RECORDS FOR THE EXERCISE section start

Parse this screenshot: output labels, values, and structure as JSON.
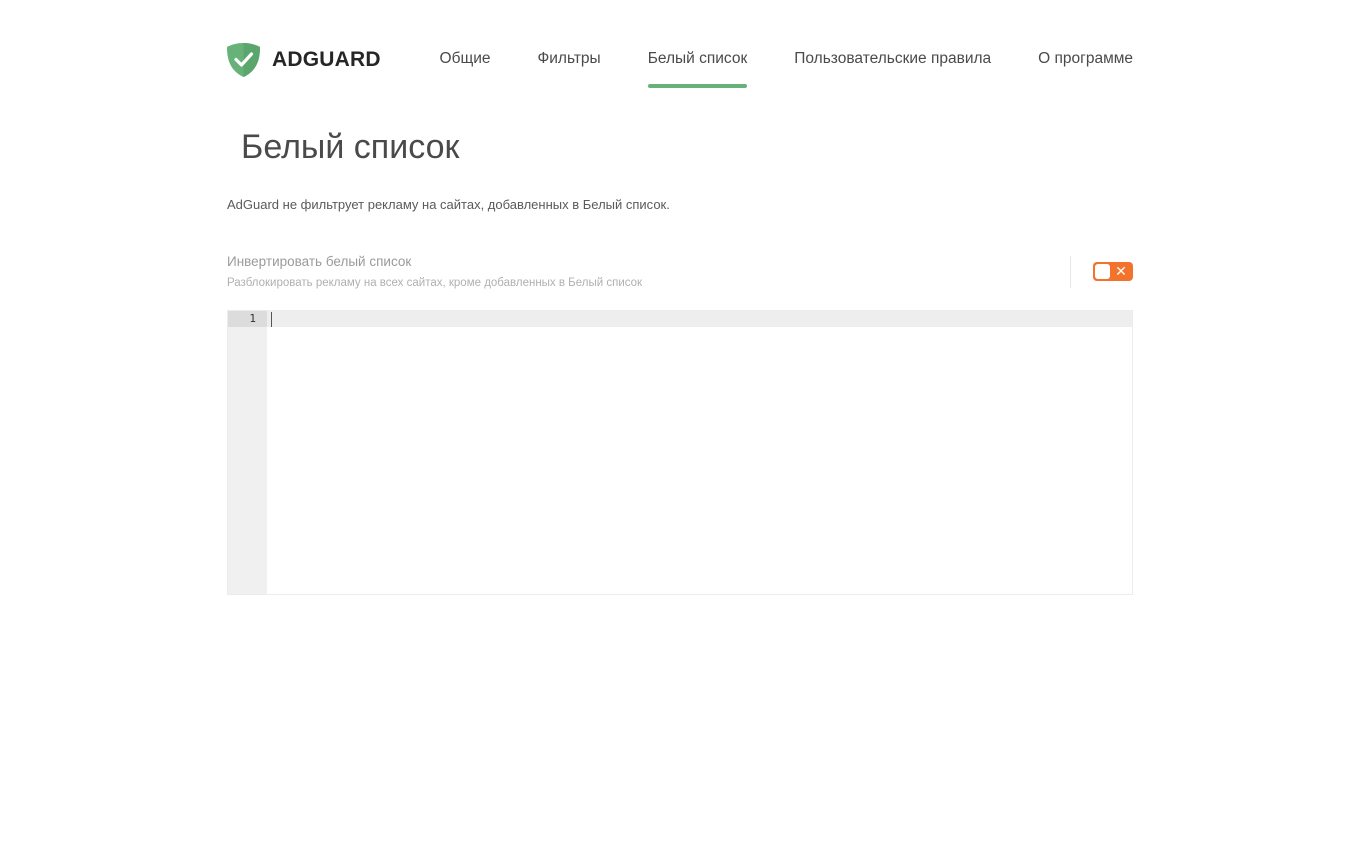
{
  "brand": {
    "name": "ADGUARD",
    "accent_color": "#67b279",
    "toggle_color": "#f4732c"
  },
  "nav": {
    "items": [
      {
        "label": "Общие",
        "active": false
      },
      {
        "label": "Фильтры",
        "active": false
      },
      {
        "label": "Белый список",
        "active": true
      },
      {
        "label": "Пользовательские правила",
        "active": false
      },
      {
        "label": "О программе",
        "active": false
      }
    ]
  },
  "page": {
    "title": "Белый список",
    "description": "AdGuard не фильтрует рекламу на сайтах, добавленных в Белый список."
  },
  "invert_setting": {
    "title": "Инвертировать белый список",
    "description": "Разблокировать рекламу на всех сайтах, кроме добавленных в Белый список",
    "enabled": false,
    "toggle_icon": "close-icon"
  },
  "editor": {
    "line_numbers": [
      "1"
    ],
    "content": ""
  }
}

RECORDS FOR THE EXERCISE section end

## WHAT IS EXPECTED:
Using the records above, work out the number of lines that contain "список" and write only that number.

## YOUR SOLUTION:
5